---- Stored data

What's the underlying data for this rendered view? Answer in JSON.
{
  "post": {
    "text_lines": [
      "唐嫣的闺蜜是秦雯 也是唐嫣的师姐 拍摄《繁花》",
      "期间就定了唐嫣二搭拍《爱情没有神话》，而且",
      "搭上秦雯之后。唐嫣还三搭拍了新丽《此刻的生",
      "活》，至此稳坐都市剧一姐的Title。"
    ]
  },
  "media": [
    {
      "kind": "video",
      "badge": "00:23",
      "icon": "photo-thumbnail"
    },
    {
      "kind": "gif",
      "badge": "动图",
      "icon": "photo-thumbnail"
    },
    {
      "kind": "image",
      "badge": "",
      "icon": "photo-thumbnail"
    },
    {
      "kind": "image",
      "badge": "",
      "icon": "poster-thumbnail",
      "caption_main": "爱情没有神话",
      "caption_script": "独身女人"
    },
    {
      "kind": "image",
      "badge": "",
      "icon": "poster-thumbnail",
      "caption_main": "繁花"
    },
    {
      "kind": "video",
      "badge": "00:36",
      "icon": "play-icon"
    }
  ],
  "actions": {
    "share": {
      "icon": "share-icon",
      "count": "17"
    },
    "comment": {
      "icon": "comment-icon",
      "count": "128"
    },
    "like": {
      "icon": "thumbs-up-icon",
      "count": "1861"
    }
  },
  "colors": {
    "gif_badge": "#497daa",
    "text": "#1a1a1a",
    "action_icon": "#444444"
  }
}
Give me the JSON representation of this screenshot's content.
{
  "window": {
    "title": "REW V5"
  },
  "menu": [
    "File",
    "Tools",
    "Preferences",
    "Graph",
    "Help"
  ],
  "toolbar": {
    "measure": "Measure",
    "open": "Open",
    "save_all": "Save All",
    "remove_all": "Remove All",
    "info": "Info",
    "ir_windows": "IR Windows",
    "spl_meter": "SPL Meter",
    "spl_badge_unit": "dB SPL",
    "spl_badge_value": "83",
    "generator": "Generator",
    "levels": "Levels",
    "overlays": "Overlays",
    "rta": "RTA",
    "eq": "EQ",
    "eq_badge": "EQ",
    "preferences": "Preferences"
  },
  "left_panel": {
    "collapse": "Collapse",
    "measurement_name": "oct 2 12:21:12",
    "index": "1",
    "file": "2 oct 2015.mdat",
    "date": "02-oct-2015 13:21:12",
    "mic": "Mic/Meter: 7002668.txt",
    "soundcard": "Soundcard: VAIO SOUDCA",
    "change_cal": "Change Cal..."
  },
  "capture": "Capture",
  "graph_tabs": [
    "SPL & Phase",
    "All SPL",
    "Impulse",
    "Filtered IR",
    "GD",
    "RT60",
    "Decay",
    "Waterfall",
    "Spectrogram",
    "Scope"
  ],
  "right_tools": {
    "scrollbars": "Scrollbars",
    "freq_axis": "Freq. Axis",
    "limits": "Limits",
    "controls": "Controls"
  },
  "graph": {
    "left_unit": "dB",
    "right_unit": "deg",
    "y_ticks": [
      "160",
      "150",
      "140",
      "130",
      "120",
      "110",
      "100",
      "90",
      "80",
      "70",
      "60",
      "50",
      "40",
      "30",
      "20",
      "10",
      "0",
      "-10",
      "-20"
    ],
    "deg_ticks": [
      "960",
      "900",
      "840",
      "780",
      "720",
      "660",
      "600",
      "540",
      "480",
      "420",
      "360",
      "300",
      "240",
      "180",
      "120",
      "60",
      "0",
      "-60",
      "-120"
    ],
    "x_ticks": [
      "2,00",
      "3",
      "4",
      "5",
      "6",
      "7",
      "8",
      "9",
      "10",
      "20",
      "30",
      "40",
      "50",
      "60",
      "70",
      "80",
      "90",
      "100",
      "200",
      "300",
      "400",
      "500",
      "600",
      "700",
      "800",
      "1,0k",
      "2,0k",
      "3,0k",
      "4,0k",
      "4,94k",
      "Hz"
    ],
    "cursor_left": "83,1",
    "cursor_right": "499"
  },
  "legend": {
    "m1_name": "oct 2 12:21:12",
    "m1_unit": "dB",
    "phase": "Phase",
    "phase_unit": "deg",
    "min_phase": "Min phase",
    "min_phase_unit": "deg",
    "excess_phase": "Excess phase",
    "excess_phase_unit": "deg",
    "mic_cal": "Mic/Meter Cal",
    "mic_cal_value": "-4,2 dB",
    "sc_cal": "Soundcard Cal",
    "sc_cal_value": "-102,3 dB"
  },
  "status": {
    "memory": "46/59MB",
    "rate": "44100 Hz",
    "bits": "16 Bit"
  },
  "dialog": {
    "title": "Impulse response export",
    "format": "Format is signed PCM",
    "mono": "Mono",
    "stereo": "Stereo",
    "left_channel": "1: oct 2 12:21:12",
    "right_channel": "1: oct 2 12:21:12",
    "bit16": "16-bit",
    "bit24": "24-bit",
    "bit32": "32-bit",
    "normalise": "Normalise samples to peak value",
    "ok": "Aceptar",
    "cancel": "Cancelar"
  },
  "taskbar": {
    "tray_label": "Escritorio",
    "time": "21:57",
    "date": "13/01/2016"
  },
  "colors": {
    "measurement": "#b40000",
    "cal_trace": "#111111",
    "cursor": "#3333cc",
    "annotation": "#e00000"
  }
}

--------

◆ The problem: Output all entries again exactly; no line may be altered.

◆ Task result:
What's the underlying data for this rendered view? Answer in JSON.
{
  "post": {
    "text_lines": [
      "唐嫣的闺蜜是秦雯 也是唐嫣的师姐 拍摄《繁花》",
      "期间就定了唐嫣二搭拍《爱情没有神话》，而且",
      "搭上秦雯之后。唐嫣还三搭拍了新丽《此刻的生",
      "活》，至此稳坐都市剧一姐的Title。"
    ]
  },
  "media": [
    {
      "kind": "video",
      "badge": "00:23",
      "icon": "photo-thumbnail"
    },
    {
      "kind": "gif",
      "badge": "动图",
      "icon": "photo-thumbnail"
    },
    {
      "kind": "image",
      "badge": "",
      "icon": "photo-thumbnail"
    },
    {
      "kind": "image",
      "badge": "",
      "icon": "poster-thumbnail",
      "caption_main": "爱情没有神话",
      "caption_script": "独身女人"
    },
    {
      "kind": "image",
      "badge": "",
      "icon": "poster-thumbnail",
      "caption_main": "繁花"
    },
    {
      "kind": "video",
      "badge": "00:36",
      "icon": "play-icon"
    }
  ],
  "actions": {
    "share": {
      "icon": "share-icon",
      "count": "17"
    },
    "comment": {
      "icon": "comment-icon",
      "count": "128"
    },
    "like": {
      "icon": "thumbs-up-icon",
      "count": "1861"
    }
  },
  "colors": {
    "gif_badge": "#497daa",
    "text": "#1a1a1a",
    "action_icon": "#444444"
  }
}
Give me the JSON representation of this screenshot's content.
{
  "window": {
    "title": "REW V5"
  },
  "menu": [
    "File",
    "Tools",
    "Preferences",
    "Graph",
    "Help"
  ],
  "toolbar": {
    "measure": "Measure",
    "open": "Open",
    "save_all": "Save All",
    "remove_all": "Remove All",
    "info": "Info",
    "ir_windows": "IR Windows",
    "spl_meter": "SPL Meter",
    "spl_badge_unit": "dB SPL",
    "spl_badge_value": "83",
    "generator": "Generator",
    "levels": "Levels",
    "overlays": "Overlays",
    "rta": "RTA",
    "eq": "EQ",
    "eq_badge": "EQ",
    "preferences": "Preferences"
  },
  "left_panel": {
    "collapse": "Collapse",
    "measurement_name": "oct 2 12:21:12",
    "index": "1",
    "file": "2 oct 2015.mdat",
    "date": "02-oct-2015 13:21:12",
    "mic": "Mic/Meter: 7002668.txt",
    "soundcard": "Soundcard: VAIO SOUDCA",
    "change_cal": "Change Cal..."
  },
  "capture": "Capture",
  "graph_tabs": [
    "SPL & Phase",
    "All SPL",
    "Impulse",
    "Filtered IR",
    "GD",
    "RT60",
    "Decay",
    "Waterfall",
    "Spectrogram",
    "Scope"
  ],
  "right_tools": {
    "scrollbars": "Scrollbars",
    "freq_axis": "Freq. Axis",
    "limits": "Limits",
    "controls": "Controls"
  },
  "graph": {
    "left_unit": "dB",
    "right_unit": "deg",
    "y_ticks": [
      "160",
      "150",
      "140",
      "130",
      "120",
      "110",
      "100",
      "90",
      "80",
      "70",
      "60",
      "50",
      "40",
      "30",
      "20",
      "10",
      "0",
      "-10",
      "-20"
    ],
    "deg_ticks": [
      "960",
      "900",
      "840",
      "780",
      "720",
      "660",
      "600",
      "540",
      "480",
      "420",
      "360",
      "300",
      "240",
      "180",
      "120",
      "60",
      "0",
      "-60",
      "-120"
    ],
    "x_ticks": [
      "2,00",
      "3",
      "4",
      "5",
      "6",
      "7",
      "8",
      "9",
      "10",
      "20",
      "30",
      "40",
      "50",
      "60",
      "70",
      "80",
      "90",
      "100",
      "200",
      "300",
      "400",
      "500",
      "600",
      "700",
      "800",
      "1,0k",
      "2,0k",
      "3,0k",
      "4,0k",
      "4,94k",
      "Hz"
    ],
    "cursor_left": "83,1",
    "cursor_right": "499"
  },
  "legend": {
    "m1_name": "oct 2 12:21:12",
    "m1_unit": "dB",
    "phase": "Phase",
    "phase_unit": "deg",
    "min_phase": "Min phase",
    "min_phase_unit": "deg",
    "excess_phase": "Excess phase",
    "excess_phase_unit": "deg",
    "mic_cal": "Mic/Meter Cal",
    "mic_cal_value": "-4,2 dB",
    "sc_cal": "Soundcard Cal",
    "sc_cal_value": "-102,3 dB"
  },
  "status": {
    "memory": "46/59MB",
    "rate": "44100 Hz",
    "bits": "16 Bit"
  },
  "dialog": {
    "title": "Impulse response export",
    "format": "Format is signed PCM",
    "mono": "Mono",
    "stereo": "Stereo",
    "left_channel": "1: oct 2 12:21:12",
    "right_channel": "1: oct 2 12:21:12",
    "bit16": "16-bit",
    "bit24": "24-bit",
    "bit32": "32-bit",
    "normalise": "Normalise samples to peak value",
    "ok": "Aceptar",
    "cancel": "Cancelar"
  },
  "taskbar": {
    "tray_label": "Escritorio",
    "time": "21:57",
    "date": "13/01/2016"
  },
  "colors": {
    "measurement": "#b40000",
    "cal_trace": "#111111",
    "cursor": "#3333cc",
    "annotation": "#e00000"
  }
}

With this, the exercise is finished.